Whether you install a Level 2 charger before you buy an EV or wait until you bring one home, you’ll need to gauge your electric capacity first.


Upgrade Your Electrical Panel

A majority of Level 2 home EV chargers pull between 40 and 60 amps of current, so keep that in mind as you’re considering your electrical capacity.

Most homes have a 100-amp panel, which would generally be fine if your EV charger was the only electrical load connected. However, if you include central AC, an electric dryer and an electric range, you’ll probably need to upgrade your electrical panel to account for EV charging.

What if your appliances are primarily gas? If you have a gas stove, gas water heater and no central AC, you may be able to install a Level 2 EV charger and just charge your vehicle at a lower speed (not the maximum charge rate). But in most cases, if you have a 100-amp panel, you’ll want to upgrade before using your Level 2 home charger.

A good rule of thumb: if your electrical panel doesn’t have room for additional breakers, plan on a main panel upgrade (MPU). A licensed electrician can help you determine whether or not your current electrical capacity can handle an EV.


Consider Charging Your EV with Solar Panels

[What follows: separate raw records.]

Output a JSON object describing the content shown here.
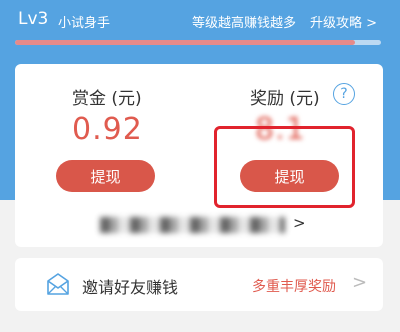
{
  "header": {
    "level_label": "Lv3",
    "level_title": "小试身手",
    "level_hint": "等级越高赚钱越多",
    "upgrade_link": "升级攻略 >",
    "progress": 0.93
  },
  "card": {
    "left": {
      "title": "赏金 (元)",
      "amount": "0.92",
      "button": "提现"
    },
    "right": {
      "title": "奖励 (元)",
      "help_icon": "?",
      "amount": "8.1",
      "button": "提现"
    },
    "history_arrow": ">"
  },
  "invite": {
    "label": "邀请好友赚钱",
    "reward": "多重丰厚奖励",
    "chevron": ">"
  },
  "colors": {
    "header_blue": "#55a3e1",
    "accent_red": "#d9574a",
    "amount_red": "#e05b4f",
    "highlight_red": "#e1232d"
  }
}
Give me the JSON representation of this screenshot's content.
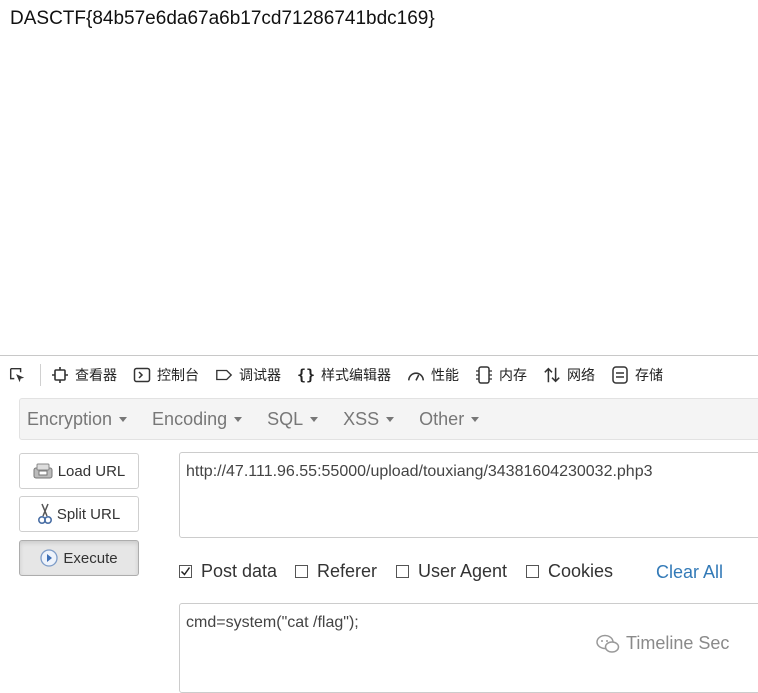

If you’re pulling electricity from the grid to charge your EV, this can add up quickly ― especially if you live in an area that implements time-of-use (TOU) rates. Time-based rates have been standard in California for years. Now utilities in other states are starting to adopt similar plans, charging higher rates during high electricity demand, often between 4 and 9 pm. So, if you’re on time-based rates, it’s best to wait until after 9 pm to plug in your EV; otherwise, you’ll pay top dollar to use utility electricity.

However, if you have solar panels with battery backup, you can charge your EV with clean energy from the sun and drive a genuinely carbon-neutral vehicle. If you have a solar-only system (no battery), you can charge your EV during the day, when the sun is shining. But if you want to charge your emission-free vehicle in the evening after the sun has set, you’ll need to draw from the solar power stored in your solar battery.

Interested in learning more about charging your EV with solar panels?

In search of ways to remain profitable, savvy business owners are looking up — toward the sun.

The same 4.5-billion-year-old star that lights up the Earth can provide clean, abundant energy for your business. By installing commercial solar panels, you can focus on the aspects of business ownership within your control, and bolster your company’s resilience to outside forces.


Invest in a Standby Generator for Backup Power

Power outages are another element to consider if you're thinking about buying an EV. As severe weather increases and planned safety power shutoffs (PSPS) take effect across California, you may find your EV battery still drained one morning if you’ve lost power for an extended period during the nighttime.

If you have a solar battery, your EV can draw on stored solar energy if an outage occurs. But that battery only lasts so long, and it has to power other essentials like your HVAC, refrigerator and lights. If you live in an area prone to outages (especially lengthy ones), consider installing a standby generator, which can help ensure your home and EV stay charged if the grid fails.

If your outages are brief or a solar plus storage system isn’t practical for your home, a standby generator can recharge your EV battery and give you peace of mind during severe weather or anytime the grid becomes unstable.*


Where to Start?

At Sunnova, we’ve got you covered. We offer main panel upgrades, Level 2 EV chargers, solar panels, solar plus battery systems and standby generators.

If you’re unsure where to start, talk to one of our energy service professionals about your specific needs. As more homeowners are looking for greater energy reliability, it’s our mission to deliver power as a service ― when you need and how you need it.


Get Started Today!

Get a Quote

Our ratings speak for themselves.

Top Solar Companies

Platinum Solar Award Winner

value Out of 5 Stars

value reviews


Best Company

value Out of 5 Stars

value reviews



value Out of 5 Stars

value reviews


5 Stars

value Out of 5 Stars

value reviews


Get a Free Quote